▶ [How to complete this task]:
Your task is to copy each line of the material that includes "Strg".

▶ [Given records]:
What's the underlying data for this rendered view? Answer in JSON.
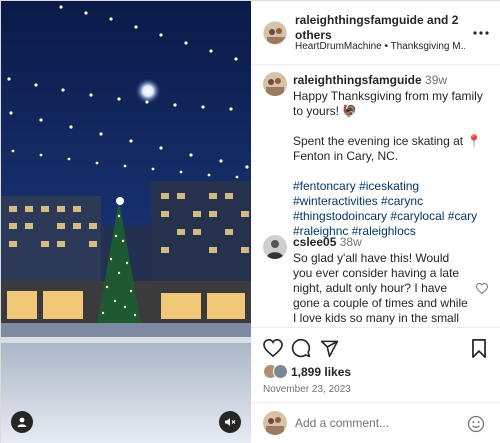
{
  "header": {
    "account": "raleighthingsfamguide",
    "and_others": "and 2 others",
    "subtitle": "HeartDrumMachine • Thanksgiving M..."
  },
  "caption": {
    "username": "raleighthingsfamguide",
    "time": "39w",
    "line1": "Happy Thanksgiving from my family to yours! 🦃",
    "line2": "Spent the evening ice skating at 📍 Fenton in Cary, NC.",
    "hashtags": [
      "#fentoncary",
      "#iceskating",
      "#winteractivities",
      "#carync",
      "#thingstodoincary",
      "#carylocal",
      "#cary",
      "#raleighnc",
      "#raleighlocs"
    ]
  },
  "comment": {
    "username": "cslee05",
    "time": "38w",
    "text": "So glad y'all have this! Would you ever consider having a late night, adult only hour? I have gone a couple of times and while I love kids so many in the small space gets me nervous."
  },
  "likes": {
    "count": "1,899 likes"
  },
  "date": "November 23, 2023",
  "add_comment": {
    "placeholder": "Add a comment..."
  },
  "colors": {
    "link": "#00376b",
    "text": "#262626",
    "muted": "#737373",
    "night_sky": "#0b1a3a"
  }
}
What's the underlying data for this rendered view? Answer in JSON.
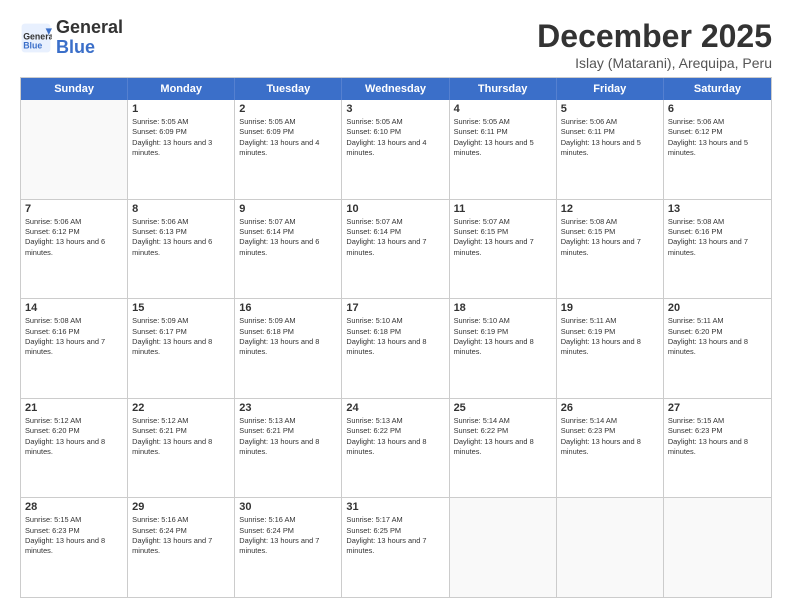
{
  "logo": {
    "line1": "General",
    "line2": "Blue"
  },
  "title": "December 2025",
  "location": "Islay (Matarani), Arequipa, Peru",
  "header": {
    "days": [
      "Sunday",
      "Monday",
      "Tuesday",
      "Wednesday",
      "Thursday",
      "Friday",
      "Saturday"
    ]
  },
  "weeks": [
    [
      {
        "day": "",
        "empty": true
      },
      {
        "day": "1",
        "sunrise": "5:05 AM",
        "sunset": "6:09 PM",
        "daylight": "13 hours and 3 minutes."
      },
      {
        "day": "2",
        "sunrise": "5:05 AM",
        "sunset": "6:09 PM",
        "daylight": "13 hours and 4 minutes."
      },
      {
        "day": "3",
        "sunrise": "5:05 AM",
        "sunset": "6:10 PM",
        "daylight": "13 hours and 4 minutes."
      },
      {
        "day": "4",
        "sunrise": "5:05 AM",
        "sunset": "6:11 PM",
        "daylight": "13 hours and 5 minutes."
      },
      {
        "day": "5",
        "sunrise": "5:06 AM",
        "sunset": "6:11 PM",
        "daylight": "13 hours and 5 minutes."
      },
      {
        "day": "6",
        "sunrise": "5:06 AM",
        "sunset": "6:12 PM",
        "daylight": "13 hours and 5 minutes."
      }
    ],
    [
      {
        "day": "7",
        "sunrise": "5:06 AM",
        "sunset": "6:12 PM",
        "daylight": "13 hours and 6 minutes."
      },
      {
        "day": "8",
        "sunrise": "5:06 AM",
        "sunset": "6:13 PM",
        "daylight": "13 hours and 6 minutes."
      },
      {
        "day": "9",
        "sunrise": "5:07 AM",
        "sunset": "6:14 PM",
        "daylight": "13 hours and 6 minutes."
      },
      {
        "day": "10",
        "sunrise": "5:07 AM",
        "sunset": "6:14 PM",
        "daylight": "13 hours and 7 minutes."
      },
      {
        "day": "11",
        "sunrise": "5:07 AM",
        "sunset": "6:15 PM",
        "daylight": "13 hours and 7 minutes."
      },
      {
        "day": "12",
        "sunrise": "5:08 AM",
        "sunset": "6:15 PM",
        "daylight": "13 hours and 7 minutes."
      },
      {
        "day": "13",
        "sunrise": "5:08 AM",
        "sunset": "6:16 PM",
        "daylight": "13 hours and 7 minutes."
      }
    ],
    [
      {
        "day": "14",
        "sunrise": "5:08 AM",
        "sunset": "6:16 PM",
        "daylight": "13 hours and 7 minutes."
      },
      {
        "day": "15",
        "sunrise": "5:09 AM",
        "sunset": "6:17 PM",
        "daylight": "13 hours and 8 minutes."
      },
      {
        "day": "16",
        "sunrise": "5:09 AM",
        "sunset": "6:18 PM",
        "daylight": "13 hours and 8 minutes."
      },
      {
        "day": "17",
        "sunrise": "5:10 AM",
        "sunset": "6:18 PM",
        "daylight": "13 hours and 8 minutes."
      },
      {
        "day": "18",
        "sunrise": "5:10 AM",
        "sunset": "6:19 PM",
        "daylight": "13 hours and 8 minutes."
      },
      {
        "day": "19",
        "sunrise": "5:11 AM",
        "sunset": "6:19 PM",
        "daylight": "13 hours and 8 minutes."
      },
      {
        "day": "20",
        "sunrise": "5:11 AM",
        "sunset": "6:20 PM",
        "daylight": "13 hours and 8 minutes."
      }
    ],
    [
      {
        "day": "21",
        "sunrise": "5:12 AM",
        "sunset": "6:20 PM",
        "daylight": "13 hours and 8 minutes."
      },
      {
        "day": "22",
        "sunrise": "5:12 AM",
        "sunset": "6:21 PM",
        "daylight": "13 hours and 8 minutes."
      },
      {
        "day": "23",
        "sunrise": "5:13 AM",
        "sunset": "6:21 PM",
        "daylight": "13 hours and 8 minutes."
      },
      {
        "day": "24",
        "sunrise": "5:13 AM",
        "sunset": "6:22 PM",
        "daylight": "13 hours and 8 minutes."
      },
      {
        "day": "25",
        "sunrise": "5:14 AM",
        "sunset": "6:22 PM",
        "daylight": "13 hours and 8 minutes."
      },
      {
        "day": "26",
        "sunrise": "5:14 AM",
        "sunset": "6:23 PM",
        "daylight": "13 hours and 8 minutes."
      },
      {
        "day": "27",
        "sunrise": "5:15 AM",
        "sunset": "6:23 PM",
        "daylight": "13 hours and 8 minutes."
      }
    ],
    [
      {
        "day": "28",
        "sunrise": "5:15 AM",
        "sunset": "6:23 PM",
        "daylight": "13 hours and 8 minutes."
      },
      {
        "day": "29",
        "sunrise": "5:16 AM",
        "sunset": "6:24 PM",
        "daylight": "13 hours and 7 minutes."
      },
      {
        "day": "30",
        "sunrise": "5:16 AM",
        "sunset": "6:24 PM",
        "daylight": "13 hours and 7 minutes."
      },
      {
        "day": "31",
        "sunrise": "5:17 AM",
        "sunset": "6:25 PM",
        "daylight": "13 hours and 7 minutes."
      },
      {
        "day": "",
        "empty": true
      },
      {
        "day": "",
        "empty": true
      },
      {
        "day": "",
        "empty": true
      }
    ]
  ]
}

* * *

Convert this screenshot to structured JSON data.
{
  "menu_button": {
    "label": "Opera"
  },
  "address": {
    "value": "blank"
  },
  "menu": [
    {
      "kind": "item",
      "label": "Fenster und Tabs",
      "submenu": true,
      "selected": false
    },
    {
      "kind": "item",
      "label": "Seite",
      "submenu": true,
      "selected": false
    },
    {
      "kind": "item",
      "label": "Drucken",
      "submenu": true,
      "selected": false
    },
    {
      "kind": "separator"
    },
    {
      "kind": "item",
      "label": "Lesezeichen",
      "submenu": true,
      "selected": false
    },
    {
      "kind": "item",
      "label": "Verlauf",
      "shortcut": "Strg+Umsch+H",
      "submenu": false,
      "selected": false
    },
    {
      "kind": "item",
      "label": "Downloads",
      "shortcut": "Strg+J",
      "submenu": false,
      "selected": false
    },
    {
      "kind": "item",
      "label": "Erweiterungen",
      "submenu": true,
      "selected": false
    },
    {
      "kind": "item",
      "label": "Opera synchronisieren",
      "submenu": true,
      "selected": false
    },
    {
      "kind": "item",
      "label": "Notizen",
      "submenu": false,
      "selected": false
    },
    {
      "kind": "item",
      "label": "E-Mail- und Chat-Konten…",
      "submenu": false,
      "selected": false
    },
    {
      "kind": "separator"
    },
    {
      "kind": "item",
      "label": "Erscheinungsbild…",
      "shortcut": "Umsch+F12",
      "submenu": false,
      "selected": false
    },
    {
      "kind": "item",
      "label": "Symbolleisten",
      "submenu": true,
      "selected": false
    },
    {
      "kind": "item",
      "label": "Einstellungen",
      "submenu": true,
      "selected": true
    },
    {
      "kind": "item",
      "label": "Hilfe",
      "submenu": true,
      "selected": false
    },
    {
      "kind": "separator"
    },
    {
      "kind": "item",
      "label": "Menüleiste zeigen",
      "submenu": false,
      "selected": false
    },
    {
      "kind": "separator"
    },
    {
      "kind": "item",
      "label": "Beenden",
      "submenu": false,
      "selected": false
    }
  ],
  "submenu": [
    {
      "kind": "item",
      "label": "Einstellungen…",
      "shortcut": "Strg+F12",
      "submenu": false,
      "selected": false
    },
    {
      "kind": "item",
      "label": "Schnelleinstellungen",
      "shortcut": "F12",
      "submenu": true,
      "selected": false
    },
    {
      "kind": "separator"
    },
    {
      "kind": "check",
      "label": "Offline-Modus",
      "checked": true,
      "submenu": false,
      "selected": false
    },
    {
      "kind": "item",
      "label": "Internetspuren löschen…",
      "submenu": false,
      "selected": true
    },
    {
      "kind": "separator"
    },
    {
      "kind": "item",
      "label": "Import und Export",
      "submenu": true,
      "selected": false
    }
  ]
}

▶ [Exercise response]:
      "shortcut": "Strg+Umsch+H",
      "shortcut": "Strg+J",
      "shortcut": "Strg+F12",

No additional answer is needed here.